And that’s not difficult at all. You need a tall post of some kind, a flagpole or a tall building, or a pylon of some kind, and then you stick your transmitter on the top so that it can send its messages out over a wide area. That bit’s easy. Something like a radio transmitter. Or, I suppose, like those things that send signals to mobile phones. It would have to be a bit more sophisticated than the old mobile phone signals, of course.
So, that’s all the equipment you need.
A little chip in the body of the person you want to control.
And a transmitter to send messages.
If you were a mad doctor and you wanted to control an individual it would be a doddle.
You’d just tell them you were giving them an injection to protect them against the flu or something like that and in the syringe there would be a little receiver. And then you’d stick a transmitter on the roof of the house across the road from where they lived.
And then you could send messages to make them do whatever you wanted them to do. You could make them sad or angry or happy or contented. You could make them run or fight or just spend all day in bed.
Remember, that’s what Dr Delgado was doing over half a century ago. It’s nothing new.
Of course, if you wanted to do the same thing for lots of people you’d need a whole lot of people to help you.
Say you were a really bad person and you wanted to control a whole population, for example. You could make people do whatever you wanted them to do. You could make them go shoplifting or commit murder or all vote for somebody or commit suicide or anything you wanted them to do. If you wanted a smaller population you could make everyone stop wanting to have children. It would be terribly easy. Remember Dr Delgardo was doing this over half a century ago. It’s just that his receivers and transmitters were a bit cumbersome.
If you wanted to do this you’d need someone very rich to start with. Someone with loads of money and contacts. A billionaire really. And someone without much in the way of morals.
And you’d need something to inject into people. A medicine of some kind for example.
And then you’d need someone good at software to help with all the transmitting and the receiving and you’d need people with access to lots of tall poles or roofs where they could put the transmitter things.
But none of that would be any good unless you had a reason for injecting people. You can’t just go around injecting millions of people for no reason.
Ideally, you’d need them all to be frightened of something so that they were keen to let you inject them. And then you could put your tiny receivers into the stuff that was being injected. Or squirted up their noses or whatever.
But that would be the tricky thing to organise because you’d ideally need a threat of some kind.

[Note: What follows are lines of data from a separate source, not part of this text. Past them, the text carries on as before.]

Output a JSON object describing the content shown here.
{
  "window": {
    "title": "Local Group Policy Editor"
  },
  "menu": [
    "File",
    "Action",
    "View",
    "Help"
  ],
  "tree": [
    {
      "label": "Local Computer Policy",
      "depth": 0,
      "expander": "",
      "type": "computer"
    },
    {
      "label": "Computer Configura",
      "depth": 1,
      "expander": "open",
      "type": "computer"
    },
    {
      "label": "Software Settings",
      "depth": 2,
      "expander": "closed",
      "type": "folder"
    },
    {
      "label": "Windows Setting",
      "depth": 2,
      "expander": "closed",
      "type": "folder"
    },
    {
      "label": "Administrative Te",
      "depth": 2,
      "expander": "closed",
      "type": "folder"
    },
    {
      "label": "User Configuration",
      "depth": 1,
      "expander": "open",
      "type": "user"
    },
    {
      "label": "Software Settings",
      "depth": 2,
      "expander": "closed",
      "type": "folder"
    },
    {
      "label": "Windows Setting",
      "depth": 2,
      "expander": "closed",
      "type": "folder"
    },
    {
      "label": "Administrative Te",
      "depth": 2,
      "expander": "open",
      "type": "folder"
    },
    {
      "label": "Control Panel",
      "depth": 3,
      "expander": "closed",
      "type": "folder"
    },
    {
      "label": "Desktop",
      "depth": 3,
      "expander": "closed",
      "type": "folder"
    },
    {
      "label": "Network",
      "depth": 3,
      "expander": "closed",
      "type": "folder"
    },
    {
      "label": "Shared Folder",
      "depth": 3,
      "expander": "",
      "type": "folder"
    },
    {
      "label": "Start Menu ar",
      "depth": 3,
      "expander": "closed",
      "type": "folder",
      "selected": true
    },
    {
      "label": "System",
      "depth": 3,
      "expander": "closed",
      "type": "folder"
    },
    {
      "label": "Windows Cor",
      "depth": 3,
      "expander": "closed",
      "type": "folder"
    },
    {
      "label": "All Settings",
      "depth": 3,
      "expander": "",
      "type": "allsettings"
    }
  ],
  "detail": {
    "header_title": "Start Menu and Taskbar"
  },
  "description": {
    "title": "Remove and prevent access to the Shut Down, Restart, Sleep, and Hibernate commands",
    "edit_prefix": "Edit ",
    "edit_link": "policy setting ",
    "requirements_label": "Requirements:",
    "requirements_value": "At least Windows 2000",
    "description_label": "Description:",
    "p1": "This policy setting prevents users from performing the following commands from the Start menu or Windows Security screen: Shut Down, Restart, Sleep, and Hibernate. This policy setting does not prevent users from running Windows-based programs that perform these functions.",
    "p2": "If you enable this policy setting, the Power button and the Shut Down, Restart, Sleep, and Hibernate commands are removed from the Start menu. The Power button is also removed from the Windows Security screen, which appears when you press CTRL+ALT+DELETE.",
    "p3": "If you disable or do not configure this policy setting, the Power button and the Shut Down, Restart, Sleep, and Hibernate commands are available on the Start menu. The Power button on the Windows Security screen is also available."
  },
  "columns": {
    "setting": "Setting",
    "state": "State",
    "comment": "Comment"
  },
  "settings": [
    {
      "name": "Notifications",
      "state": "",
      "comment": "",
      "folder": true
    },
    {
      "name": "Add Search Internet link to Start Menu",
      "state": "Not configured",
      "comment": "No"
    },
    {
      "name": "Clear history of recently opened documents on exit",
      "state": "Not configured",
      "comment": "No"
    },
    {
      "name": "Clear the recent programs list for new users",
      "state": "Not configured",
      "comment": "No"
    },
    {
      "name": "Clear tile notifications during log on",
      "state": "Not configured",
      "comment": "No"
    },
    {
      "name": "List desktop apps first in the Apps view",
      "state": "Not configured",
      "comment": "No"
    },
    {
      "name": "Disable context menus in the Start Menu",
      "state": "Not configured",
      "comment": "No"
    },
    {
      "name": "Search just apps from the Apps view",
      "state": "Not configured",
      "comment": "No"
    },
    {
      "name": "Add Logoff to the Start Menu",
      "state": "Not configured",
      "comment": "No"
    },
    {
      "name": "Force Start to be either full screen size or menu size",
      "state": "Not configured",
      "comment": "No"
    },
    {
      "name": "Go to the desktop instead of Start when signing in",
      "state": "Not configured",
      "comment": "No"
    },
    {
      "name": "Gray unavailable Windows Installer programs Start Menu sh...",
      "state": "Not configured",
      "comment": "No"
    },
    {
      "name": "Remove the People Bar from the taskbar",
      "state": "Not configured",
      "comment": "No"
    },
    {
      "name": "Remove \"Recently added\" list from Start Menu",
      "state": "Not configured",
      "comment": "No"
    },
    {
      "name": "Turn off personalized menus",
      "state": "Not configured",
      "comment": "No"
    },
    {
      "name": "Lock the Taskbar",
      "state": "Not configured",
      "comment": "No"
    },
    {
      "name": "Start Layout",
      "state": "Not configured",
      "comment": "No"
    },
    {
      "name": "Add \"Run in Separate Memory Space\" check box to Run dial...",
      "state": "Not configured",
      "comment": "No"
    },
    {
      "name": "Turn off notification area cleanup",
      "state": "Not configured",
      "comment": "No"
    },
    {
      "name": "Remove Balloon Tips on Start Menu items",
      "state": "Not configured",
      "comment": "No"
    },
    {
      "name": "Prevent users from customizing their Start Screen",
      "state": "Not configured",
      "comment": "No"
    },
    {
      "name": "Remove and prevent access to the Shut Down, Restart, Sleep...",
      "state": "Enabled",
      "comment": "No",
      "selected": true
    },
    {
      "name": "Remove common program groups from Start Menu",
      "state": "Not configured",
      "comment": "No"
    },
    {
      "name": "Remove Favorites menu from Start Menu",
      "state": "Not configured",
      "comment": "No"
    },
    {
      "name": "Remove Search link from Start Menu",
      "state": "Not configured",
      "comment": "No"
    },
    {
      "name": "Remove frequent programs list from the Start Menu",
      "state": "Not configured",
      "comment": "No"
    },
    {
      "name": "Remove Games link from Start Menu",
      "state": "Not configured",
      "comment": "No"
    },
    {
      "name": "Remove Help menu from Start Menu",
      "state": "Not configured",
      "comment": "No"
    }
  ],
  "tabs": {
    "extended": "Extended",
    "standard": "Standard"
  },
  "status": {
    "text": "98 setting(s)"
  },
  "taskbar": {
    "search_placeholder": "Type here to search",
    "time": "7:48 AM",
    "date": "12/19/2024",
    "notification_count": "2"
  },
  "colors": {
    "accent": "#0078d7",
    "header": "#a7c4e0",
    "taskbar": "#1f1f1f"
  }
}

You could tell everyone that they were going to get the plague or something if they didn’t let you give them their wonderful antidote.
That might work.
But for that you’d need to have a really big scare about something.
And that wouldn’t be possible because you’d need some experts to say that there was a big scare coming when really there wasn’t. So they’d have to make up something or find something and then exaggerate it. Or you find someone not very good at what they did and get them to make a forecast that terrified the life out of everyone.
And then you’d have to keep people really scared.
You could, I suppose, make them so scared that they were happy to put up with all sorts of rules and restrictions. And you could tell people that if they didn’t do what you told them to do then the scary thing was going to get worse than ever.
And you’d need experts and advisers who had links to the companies making the stuff you were planning to give people. And you’d have to promise them all sorts of things. And you’d probably need some greedy and compliant politicians too.
So it really wouldn’t be possible to arrange all that.
And anyway there’s another problem because you would need to keep people separated so that you could make sure the messages you were transmitting reached the individual receivers. You’d have to have people standing several feet apart all the time and there’s no way that people would do that.
So it couldn’t possibly work, could it?
Even if that’s what someone wanted to do.
Copyright Vernon Coleman June 24th 2020